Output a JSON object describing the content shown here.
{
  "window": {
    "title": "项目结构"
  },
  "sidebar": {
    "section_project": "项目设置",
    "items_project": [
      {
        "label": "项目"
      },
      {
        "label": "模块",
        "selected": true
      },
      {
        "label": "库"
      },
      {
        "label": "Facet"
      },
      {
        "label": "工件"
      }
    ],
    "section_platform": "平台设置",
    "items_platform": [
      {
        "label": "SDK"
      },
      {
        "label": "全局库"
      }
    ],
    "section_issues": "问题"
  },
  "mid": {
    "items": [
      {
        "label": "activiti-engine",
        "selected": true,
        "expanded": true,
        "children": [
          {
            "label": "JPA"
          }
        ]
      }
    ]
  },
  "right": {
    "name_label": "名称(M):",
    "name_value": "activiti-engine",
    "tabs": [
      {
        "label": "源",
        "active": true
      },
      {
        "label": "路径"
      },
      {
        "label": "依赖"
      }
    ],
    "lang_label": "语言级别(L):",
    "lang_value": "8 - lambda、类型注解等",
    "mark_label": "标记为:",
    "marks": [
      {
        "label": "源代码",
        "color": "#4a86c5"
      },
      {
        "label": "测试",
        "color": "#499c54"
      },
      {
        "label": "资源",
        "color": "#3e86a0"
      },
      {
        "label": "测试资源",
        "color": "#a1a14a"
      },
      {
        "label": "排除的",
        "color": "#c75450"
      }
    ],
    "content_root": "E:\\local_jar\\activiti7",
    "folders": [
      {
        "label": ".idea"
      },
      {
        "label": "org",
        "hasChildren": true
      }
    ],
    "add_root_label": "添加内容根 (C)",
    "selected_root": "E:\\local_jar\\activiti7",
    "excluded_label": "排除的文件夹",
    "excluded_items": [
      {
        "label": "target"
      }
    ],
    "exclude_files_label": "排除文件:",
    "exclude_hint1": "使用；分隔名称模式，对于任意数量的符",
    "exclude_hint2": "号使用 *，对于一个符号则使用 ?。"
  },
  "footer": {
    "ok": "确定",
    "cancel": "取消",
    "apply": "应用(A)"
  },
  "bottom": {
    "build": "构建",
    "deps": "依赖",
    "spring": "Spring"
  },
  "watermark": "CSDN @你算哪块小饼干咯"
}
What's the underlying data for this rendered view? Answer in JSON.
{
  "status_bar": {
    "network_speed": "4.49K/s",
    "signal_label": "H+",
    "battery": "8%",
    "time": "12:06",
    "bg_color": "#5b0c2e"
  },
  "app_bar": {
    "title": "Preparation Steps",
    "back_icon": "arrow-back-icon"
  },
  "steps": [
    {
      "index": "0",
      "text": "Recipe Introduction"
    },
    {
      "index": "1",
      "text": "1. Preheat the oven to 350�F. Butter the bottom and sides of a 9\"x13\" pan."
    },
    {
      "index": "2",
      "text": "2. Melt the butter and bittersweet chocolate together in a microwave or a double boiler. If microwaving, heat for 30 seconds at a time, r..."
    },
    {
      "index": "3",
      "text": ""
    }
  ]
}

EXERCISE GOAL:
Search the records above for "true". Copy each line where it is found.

EXERCISE SOLUTION:
        "selected": true
        "selected": true,
        "expanded": true,
        "active": true
        "hasChildren": true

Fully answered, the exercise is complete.